Not all photo scans are created equal and knowing the difference can mean the getting better results for your photo scanning efforts. Digitized photos that look great onscreen may be look less sharp in print, for example, if not scanned to sufficient quality.
The Key is Resolution
The key to word to remember is “resolution,” which describes how much detail will be captured from the photo scan. Resolution is measured in dots per inch (DPI), meaning a scanner will capture a certain number of dots for every inch of area scanned. These dots are also referred to as “pixels”, meaning picture elements.
Each pixel is made up of three values -- red, green, and blue (RGB) -- used to determine the color of each pixel. In a color image, each of these RGB values can be made up of 8 bits for red, 8 bits for blue, and 8 bits for green, for a total of 24 bits. Each 8-bit value has 256 possibilities ranging from 0 to 255. Each color pixel, then, is made up some combination of red, green and blue numbers corresponding to those 256 numbers.
A digital image is simply lots of pixels stored in a grid. This grid and the pixels are the basic building blocks of any digital image, whether the digital image is captured using a digital camera or created when you convert slides to digital. Image size describes the horizontal and vertical lines, like 640x480 or 1024x768.
While it’s not necessary to know the individual RGB values of every pixel, it is useful to know how resolution affects image quality and size.
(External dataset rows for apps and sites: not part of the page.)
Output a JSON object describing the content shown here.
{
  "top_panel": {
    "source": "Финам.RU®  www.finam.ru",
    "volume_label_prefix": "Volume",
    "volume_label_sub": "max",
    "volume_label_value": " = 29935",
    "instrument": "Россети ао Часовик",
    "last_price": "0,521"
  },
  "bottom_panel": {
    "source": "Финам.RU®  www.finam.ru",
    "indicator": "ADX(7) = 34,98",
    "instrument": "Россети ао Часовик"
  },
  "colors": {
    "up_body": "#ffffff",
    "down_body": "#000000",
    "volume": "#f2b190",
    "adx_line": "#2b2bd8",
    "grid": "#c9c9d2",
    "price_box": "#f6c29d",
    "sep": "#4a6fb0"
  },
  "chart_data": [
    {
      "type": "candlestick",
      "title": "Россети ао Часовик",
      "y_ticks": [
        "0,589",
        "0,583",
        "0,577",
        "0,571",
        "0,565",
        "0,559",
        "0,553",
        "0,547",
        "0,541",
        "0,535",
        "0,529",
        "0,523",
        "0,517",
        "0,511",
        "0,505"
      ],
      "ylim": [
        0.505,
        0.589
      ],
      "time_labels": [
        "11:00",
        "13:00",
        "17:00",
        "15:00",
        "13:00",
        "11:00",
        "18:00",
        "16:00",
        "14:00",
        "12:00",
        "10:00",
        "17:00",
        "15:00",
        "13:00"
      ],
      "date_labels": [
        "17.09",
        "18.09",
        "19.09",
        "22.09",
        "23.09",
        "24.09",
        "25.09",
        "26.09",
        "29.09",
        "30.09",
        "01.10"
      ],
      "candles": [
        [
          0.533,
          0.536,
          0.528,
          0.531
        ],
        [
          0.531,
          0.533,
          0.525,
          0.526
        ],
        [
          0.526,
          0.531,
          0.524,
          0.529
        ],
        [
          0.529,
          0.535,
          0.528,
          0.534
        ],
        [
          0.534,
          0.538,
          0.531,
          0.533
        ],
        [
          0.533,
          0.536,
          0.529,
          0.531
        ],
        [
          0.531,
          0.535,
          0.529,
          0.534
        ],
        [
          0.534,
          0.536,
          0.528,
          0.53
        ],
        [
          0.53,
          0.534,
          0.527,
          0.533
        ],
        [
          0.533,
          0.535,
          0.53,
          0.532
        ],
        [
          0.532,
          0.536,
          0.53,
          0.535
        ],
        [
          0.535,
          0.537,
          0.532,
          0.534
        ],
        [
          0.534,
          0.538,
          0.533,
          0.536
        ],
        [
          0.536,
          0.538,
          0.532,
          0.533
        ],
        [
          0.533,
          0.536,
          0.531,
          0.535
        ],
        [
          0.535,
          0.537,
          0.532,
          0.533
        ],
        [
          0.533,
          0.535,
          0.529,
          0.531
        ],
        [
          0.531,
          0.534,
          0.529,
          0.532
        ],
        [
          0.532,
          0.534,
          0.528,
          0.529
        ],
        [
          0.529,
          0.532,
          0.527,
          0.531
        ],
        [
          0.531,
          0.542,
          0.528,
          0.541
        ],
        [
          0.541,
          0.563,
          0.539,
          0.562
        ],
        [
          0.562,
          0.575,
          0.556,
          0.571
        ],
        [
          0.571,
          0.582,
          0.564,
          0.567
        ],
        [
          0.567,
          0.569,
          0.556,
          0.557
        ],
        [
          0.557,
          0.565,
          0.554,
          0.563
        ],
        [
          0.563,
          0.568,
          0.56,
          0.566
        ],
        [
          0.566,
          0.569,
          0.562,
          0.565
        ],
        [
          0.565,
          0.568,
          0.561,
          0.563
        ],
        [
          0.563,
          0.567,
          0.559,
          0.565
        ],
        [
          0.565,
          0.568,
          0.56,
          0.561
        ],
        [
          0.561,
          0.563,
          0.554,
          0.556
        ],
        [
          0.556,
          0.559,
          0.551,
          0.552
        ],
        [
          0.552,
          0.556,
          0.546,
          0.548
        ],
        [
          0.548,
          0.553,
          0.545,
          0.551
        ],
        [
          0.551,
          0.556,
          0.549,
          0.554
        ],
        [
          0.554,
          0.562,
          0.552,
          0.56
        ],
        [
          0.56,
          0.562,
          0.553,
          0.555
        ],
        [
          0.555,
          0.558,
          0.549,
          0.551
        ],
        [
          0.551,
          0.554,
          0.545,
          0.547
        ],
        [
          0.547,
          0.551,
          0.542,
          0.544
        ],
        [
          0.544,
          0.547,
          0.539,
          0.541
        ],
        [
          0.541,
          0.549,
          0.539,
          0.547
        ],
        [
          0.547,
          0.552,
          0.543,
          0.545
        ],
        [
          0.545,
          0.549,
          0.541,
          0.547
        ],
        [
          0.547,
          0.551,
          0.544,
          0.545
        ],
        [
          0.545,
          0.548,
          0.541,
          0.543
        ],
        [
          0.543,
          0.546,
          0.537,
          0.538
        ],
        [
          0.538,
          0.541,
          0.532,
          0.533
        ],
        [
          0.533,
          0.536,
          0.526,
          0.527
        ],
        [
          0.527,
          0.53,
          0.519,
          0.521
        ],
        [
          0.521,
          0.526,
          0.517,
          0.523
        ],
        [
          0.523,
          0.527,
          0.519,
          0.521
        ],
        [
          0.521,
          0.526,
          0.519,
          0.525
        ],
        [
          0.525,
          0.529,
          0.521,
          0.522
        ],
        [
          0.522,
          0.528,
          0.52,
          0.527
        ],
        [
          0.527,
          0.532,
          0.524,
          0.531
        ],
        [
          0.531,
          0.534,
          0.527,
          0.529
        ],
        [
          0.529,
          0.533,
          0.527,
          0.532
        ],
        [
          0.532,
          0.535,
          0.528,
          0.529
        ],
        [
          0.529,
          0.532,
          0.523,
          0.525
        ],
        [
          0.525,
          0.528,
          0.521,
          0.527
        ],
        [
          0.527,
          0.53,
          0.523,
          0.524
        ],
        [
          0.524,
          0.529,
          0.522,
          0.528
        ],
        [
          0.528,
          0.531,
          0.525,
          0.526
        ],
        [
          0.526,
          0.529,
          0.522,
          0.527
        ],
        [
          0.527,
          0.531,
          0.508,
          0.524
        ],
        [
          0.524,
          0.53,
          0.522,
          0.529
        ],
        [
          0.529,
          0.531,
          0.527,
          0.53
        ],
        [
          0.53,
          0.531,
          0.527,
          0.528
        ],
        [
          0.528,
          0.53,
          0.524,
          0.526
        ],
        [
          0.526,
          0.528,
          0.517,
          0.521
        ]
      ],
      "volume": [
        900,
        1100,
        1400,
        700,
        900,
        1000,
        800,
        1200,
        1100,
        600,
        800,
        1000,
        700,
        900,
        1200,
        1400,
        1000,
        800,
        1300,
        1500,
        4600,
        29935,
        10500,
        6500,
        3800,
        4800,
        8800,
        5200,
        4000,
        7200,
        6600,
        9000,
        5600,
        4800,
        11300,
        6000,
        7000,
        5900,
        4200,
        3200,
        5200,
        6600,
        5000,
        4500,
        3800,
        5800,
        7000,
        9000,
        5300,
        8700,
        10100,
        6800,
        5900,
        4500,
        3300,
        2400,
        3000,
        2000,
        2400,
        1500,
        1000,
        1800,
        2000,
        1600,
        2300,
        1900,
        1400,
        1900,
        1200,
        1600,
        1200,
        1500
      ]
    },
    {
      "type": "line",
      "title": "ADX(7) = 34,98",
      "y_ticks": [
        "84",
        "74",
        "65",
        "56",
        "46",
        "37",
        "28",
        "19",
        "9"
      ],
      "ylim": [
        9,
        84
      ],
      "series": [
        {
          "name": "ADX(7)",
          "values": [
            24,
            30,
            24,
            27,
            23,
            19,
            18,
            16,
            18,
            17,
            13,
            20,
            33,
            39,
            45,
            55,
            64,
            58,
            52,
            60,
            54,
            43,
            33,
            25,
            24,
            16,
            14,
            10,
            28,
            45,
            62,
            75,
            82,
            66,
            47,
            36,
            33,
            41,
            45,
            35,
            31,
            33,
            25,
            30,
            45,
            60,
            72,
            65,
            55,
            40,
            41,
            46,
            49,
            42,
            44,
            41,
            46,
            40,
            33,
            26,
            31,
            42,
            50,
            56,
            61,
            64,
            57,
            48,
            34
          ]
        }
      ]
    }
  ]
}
There are many scanning resolutions available, and it’s important to select the right resolution for scanning projects. The trade-off with high-resolution scans is they can be very large and consumer a lot of hard drive space.
Scans of a 35mm negative can be done at several resolutions, which affect file size a great deal. Here is a sample chart showing how a 35mm film frame can grows larger as scanning resolution increases:
Scan resolution Pixels Megapixels File size (JPEG)
2000 DPI 2700x1800 4.8 2.2-3.8 MB
3000 DPI 4050x2700 10.9 4.3-7.1 MB
4000 DPI 5400x3600 19.4 6.7-10.8 MB
Notice how, when doubling the scan resolution from 2000 DPI to 4000 DPI, the size of the file nearly quadruples.
Scanning photos from prints follows similar guidelines, but at lower resolutions. Typically, prints are made at 300dpi and rarely higher than 600 DPI, so scanning at a higher resolution is unnecessary. And, for some applications, scanning at a lower resolution may be suitable.
How do you choose the right resolution?
The ideal scan size depends on your needs and what your plans are for the scanned images. For example, at the highest resolution, HDTV has an image size of 1920x1080, so if you are looking to display your images only on TV, higher resolution is not needed. On the other hand, large prints require higher resolution than images shown only on computer monitors or TV screens.
While it may be tempting to scan images at the highest available resolution, this may not be the most practical solution. As shown in the table, just one roll of 36 exposure film scanned at 4000 DPI could be as large as 360 MB. Even with hard-drive and cloud-storage prices dropping all the time, this is still an expensive proposition for large film collections. It may be a better solution to scan all the images in a mid-range resolution for catalog purposes, and retain the film for later high-resolution scanning as needed. That’s one of the advantages of analog photography; film and prints can be rescanned as needed.